#### [Work item]
Each line of the listing must be set down exactly as it stands.

#### [The data]
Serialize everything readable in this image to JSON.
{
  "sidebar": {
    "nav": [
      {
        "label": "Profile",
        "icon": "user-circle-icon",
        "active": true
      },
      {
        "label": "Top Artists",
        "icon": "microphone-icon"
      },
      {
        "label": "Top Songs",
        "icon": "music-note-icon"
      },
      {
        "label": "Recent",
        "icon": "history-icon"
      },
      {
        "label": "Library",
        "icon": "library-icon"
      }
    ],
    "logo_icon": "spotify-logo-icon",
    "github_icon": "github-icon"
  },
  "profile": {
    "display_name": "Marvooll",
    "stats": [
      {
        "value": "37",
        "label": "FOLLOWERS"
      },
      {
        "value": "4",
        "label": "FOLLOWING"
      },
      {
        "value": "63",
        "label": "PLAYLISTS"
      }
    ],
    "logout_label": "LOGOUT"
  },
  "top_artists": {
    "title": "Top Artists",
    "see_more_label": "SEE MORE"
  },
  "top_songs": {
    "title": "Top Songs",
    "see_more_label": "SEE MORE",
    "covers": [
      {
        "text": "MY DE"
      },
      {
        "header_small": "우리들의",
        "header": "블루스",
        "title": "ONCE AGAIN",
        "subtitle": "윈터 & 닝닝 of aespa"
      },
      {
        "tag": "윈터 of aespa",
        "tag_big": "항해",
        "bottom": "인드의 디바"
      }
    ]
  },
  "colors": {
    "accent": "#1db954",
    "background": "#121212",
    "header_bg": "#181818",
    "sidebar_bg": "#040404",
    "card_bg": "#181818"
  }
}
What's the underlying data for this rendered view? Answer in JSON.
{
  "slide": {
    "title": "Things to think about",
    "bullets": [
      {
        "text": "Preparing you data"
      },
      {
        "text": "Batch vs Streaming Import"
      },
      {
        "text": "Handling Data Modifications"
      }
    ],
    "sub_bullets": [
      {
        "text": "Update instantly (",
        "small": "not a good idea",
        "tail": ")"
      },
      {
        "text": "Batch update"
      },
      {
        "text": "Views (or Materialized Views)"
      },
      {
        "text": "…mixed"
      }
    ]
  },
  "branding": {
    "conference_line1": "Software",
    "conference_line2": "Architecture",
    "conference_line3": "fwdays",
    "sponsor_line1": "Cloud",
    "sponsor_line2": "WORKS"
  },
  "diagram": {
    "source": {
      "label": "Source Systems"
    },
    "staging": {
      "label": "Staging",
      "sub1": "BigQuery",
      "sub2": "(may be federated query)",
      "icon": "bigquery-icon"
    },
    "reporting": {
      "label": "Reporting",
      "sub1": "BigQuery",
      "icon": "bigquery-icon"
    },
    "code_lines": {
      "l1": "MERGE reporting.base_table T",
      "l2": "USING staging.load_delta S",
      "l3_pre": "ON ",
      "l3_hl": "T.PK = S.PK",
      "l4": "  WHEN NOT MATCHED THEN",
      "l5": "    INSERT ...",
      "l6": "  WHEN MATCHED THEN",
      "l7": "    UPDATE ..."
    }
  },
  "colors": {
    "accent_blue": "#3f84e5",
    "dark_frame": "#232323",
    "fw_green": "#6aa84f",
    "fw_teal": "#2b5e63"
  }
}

#### [Reply to the exercise]
Serialize everything readable in this image to JSON.
{
  "sidebar": {
    "nav": [
      {
        "label": "Profile",
        "icon": "user-circle-icon",
        "active": true
      },
      {
        "label": "Top Artists",
        "icon": "microphone-icon"
      },
      {
        "label": "Top Songs",
        "icon": "music-note-icon"
      },
      {
        "label": "Recent",
        "icon": "history-icon"
      },
      {
        "label": "Library",
        "icon": "library-icon"
      }
    ],
    "logo_icon": "spotify-logo-icon",
    "github_icon": "github-icon"
  },
  "profile": {
    "display_name": "Marvooll",
    "stats": [
      {
        "value": "37",
        "label": "FOLLOWERS"
      },
      {
        "value": "4",
        "label": "FOLLOWING"
      },
      {
        "value": "63",
        "label": "PLAYLISTS"
      }
    ],
    "logout_label": "LOGOUT"
  },
  "top_artists": {
    "title": "Top Artists",
    "see_more_label": "SEE MORE"
  },
  "top_songs": {
    "title": "Top Songs",
    "see_more_label": "SEE MORE",
    "covers": [
      {
        "text": "MY DE"
      },
      {
        "header_small": "우리들의",
        "header": "블루스",
        "title": "ONCE AGAIN",
        "subtitle": "윈터 & 닝닝 of aespa"
      },
      {
        "tag": "윈터 of aespa",
        "tag_big": "항해",
        "bottom": "인드의 디바"
      }
    ]
  },
  "colors": {
    "accent": "#1db954",
    "background": "#121212",
    "header_bg": "#181818",
    "sidebar_bg": "#040404",
    "card_bg": "#181818"
  }
}
What's the underlying data for this rendered view? Answer in JSON.
{
  "slide": {
    "title": "Things to think about",
    "bullets": [
      {
        "text": "Preparing you data"
      },
      {
        "text": "Batch vs Streaming Import"
      },
      {
        "text": "Handling Data Modifications"
      }
    ],
    "sub_bullets": [
      {
        "text": "Update instantly (",
        "small": "not a good idea",
        "tail": ")"
      },
      {
        "text": "Batch update"
      },
      {
        "text": "Views (or Materialized Views)"
      },
      {
        "text": "…mixed"
      }
    ]
  },
  "branding": {
    "conference_line1": "Software",
    "conference_line2": "Architecture",
    "conference_line3": "fwdays",
    "sponsor_line1": "Cloud",
    "sponsor_line2": "WORKS"
  },
  "diagram": {
    "source": {
      "label": "Source Systems"
    },
    "staging": {
      "label": "Staging",
      "sub1": "BigQuery",
      "sub2": "(may be federated query)",
      "icon": "bigquery-icon"
    },
    "reporting": {
      "label": "Reporting",
      "sub1": "BigQuery",
      "icon": "bigquery-icon"
    },
    "code_lines": {
      "l1": "MERGE reporting.base_table T",
      "l2": "USING staging.load_delta S",
      "l3_pre": "ON ",
      "l3_hl": "T.PK = S.PK",
      "l4": "  WHEN NOT MATCHED THEN",
      "l5": "    INSERT ...",
      "l6": "  WHEN MATCHED THEN",
      "l7": "    UPDATE ..."
    }
  },
  "colors": {
    "accent_blue": "#3f84e5",
    "dark_frame": "#232323",
    "fw_green": "#6aa84f",
    "fw_teal": "#2b5e63"
  }
}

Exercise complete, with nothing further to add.